The Holbrook family have bold plans to convert their 2.46 hectare farmland paddocks into an organic food forest and flower farm. Planting began in earnest in 2016 with visionary Heidi at the helm.
Over 35 years Awariki (little river) has evolved from an old farm cottage into a family home and ornamental garden with stunning specimen trees. Paper birches line the driveway of David and Lesley Marsh’s five-hectare lifestyle block.
Fourteen years ago Phil Keinzley had a vision to turn four hectares of farmland into a native tree garden to bring the birds, insects and eels to his land.
Over 19 years Brett Harman has channelled his creativity into a unique one and a quarter acre section on the edge of Carterton. His gardening and house-building journey were recognised nationally when he won the TV competition ‘My house My Castle’ in 2004.
This small 800 square metre garden packs a punch. Though small in area, it’s grand in stature and finds space for a series of themed rooms ranging in style from colonial to contemporary.
Casita Flora is a stunning example of bold, structural plantings. Owner Juliet Guerrero says when it comes to her gardening style, ‘diversity is what she’s all about.’
The meandering woodland garden belonging to Kathryn Seagrave and Jeremy Thompson was once home to three generations of doctors. The Historic Places Trust house is still connected to the old private hospital through a green door and ivy-clad fence.
With only 400 square metres to play with, passionate and innovative gardener Helen Dew designed “Garden for Life” for maximum and sustainable food production.
Gardener Graeme Wilson and his wife Kate have been developing their two-hectare property on Kokotau Road on the outskirts of Carterton for the past 14 years. It has evolved from an almost tree-less property to a wonderful oasis of twists and turns and surprises hidden away in private pockets.
This rare historic beauty is a chance to see a little slice of Europe tucked away near the town centre of Carterton. Carterton’s first town clerk, Henry Wolters of Brunswick Germany built the villa in 1887 and named it after Richmond Palace in Brunswick near where he was born.
This rural Carterton garden beneath the Tararuas benefits from a high annual rainfall and has to stand up to strong winds. Over 13 years, Anna and Malcolm have transformed a bare paddock into a lush oasis of native bush.

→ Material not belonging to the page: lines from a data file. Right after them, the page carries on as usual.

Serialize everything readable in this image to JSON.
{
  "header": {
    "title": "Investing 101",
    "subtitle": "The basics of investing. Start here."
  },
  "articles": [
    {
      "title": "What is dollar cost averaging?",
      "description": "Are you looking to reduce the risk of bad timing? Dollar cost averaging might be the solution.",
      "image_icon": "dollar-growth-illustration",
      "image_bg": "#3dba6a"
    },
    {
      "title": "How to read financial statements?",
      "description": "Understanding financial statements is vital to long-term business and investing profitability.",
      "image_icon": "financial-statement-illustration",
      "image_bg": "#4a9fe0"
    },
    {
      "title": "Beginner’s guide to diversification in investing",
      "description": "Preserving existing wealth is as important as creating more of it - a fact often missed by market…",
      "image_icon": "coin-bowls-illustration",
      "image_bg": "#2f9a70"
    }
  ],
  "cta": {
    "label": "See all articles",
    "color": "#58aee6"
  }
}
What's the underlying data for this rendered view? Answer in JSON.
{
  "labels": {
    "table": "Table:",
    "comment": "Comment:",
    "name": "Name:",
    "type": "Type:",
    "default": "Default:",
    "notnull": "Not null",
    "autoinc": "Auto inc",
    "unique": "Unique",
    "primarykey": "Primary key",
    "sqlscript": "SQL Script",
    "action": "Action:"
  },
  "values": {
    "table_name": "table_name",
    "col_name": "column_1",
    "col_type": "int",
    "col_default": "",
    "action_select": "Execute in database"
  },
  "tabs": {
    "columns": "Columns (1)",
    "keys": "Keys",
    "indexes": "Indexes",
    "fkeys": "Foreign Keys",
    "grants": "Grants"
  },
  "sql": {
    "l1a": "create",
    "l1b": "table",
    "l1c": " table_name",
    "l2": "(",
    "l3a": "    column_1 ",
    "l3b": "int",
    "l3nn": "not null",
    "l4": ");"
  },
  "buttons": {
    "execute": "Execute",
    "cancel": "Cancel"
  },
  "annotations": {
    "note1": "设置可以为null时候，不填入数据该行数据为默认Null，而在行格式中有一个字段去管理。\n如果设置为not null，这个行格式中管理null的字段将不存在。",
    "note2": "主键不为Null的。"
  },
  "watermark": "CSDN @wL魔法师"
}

Nestled beneath the Remutaka ranges is the enchanting and historic 1868 homestead of Mary and Peter Biggs, Te Puhi.
Kotare (kingfisher) have flitted about the gardens of Amanda and John Perham wherever they have lived, and the couple have become very attached to this sweet little blue and green bird.
Twenty years ago Liz Stringer and Rob Morrison purchased the property and began an ambitious project to establish a series of formal and informal gardens, with a sweeping cherry tree-lined lawn, croquet lawn with herbaceous borders, a sunken garden, orchard, and picking garden.
Perched on the Eastern hills behind Carterton with panoramic views is Tikara Country Gardens. Converting two hectares of farmland over the last nine years has been a labour of love for owners Mary and Bruce McCallum.